The book is a roman a clef, meaning that the fictional characters are thinly-disguised actual persons. The "cast" is itemized in the glossary written by Victor Bockris in the 1998 paperback edition. A run-down of the major characters in the book are:
Paul is Paul Morrissey, who had just joined the group and would eventually become the director of Warhol's later films.
Lucky L is Paul America, newly popular in the Factory crowd for starring in My Hustler.
Gerard Malanga was the star of many Warhol films, and is the only person whose real name is used in the book.
Taxine or "Taxi," is Edie Sedgwick, the great female Warhol superstar. A, a novel was the beginning of the end of their relationship.
Ingrid is Ingrid Superstar, a Warhol Superstar, who was brought to the Factory to "replace" Edie in late 1965.

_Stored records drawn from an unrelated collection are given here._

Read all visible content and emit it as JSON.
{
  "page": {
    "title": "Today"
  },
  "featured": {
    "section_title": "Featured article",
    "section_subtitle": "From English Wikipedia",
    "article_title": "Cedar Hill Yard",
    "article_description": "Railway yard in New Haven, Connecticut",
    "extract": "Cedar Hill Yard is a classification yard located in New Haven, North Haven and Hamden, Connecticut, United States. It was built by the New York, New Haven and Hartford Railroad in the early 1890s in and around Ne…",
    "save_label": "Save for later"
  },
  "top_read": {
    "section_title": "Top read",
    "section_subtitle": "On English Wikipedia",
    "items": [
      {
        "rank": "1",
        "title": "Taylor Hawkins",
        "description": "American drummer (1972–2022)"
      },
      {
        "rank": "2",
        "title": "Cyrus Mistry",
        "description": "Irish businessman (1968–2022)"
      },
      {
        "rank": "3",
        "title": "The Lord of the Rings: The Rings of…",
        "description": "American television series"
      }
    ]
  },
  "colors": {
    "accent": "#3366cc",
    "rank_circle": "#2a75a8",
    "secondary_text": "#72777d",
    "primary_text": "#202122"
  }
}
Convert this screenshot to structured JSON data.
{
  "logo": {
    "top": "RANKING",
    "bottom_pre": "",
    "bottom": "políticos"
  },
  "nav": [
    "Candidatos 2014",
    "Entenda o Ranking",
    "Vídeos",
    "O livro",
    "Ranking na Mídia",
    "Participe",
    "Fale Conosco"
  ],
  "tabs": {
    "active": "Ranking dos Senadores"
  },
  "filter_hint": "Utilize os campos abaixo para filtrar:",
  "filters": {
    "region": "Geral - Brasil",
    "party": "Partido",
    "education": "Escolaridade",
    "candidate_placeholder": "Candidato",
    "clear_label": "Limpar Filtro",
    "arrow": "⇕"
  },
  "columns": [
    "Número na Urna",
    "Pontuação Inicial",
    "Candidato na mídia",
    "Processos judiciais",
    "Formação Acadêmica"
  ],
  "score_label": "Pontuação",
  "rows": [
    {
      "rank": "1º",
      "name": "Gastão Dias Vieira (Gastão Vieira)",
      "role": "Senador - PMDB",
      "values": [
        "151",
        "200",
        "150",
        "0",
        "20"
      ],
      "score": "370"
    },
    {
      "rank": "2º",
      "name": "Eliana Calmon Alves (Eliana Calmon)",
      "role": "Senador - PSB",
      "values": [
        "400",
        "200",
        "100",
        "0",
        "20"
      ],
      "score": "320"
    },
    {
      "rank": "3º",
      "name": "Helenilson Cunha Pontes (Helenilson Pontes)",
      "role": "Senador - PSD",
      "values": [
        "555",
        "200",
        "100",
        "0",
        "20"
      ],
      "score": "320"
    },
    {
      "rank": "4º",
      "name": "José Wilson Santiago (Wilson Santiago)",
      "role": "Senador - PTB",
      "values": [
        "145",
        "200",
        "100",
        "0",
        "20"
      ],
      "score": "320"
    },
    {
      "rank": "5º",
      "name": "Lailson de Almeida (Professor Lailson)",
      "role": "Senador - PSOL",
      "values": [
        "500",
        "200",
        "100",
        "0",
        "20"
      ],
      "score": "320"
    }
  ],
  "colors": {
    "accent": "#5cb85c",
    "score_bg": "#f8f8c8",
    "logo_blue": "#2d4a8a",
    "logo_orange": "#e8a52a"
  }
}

Rink or "Rink Crawl" is Chuck Wein, responsible for bringing both Edie and Ingrid to the Factory.
Irving Du Ball is Lester Persky, a film producer.
The Duchess is Brigid Polk, whose real name was Brigid Berlin. She would be Warhol's companion for the rest of his life, although he did not take part in her only conversation in the book.
Do Do or "Do Do Mae Doome," is Dorothy Dean. She worked at the New Yorker Magazine in the 60s.
The Sugar Plum Fairy is Joe Campbell who starred in My Hustler and Nude Restaurant.
Ron Via is Ronnie Vial, a member of the underground.
Oxydol is Olympio Vasconzalez, who starred in Conquest of the Universe with Ondine.
- Bockris, Victor (1989). The life and death of Andy Warhol. Bantam Dell Publishing Group. p. 243. ISBN 978-0-553-05708-9.
- Wolf, Reva (1997). Andy Warhol, Poetry, and Gossip in the 1960s. University of Chicago Press. p. 3. ISBN 978-0-226-90493-1.
- Wolf, Reva (1997). Andy Warhol, Poetry, and Gossip in the 1960s. University of Chicago Press. p. 145. ISBN 978-0-226-90493-1.
- Bockris, Victor (1989). The life and death of Andy Warhol. Bantam Dell Publishing Group. pp. 453–54. ISBN 978-0-553-05708-9.
- Bockris, Victor (1989). The life and death of Andy Warhol. Bantam Dell Publishing Group. p. 453. ISBN 978-0-553-05708-9.
- Warhol, Andy (1998). A. Grove Press. pp. 454–55. ISBN 0-8021-3553-6.
- Bockris, Victor (1989). The life and death of Andy Warhol. Bantam Dell Publishing Group. ISBN 978-0-553-05708-9.
- Tillman, Lynne. "The Last Words Are Andy Warhol." Grey Room (Fall 2005, No. 21): 38-45.
- The Velvet Years Warhol's Factory, 1965-67. 1995. ISBN 978-1-56025-098-2.
- Warhol, Andy (1998). A. Grove Press. ISBN 0-8021-3553-6.
- Watson, Steven (2003). Factory Made Warhol and the Sixties. Random House LLC. ISBN 0-679-42372-9.
- Wolf, Reva (1997). Andy Warhol, Poetry, and Gossip in the 1960s. University of Chicago Press. ISBN 978-0-226-90493-1.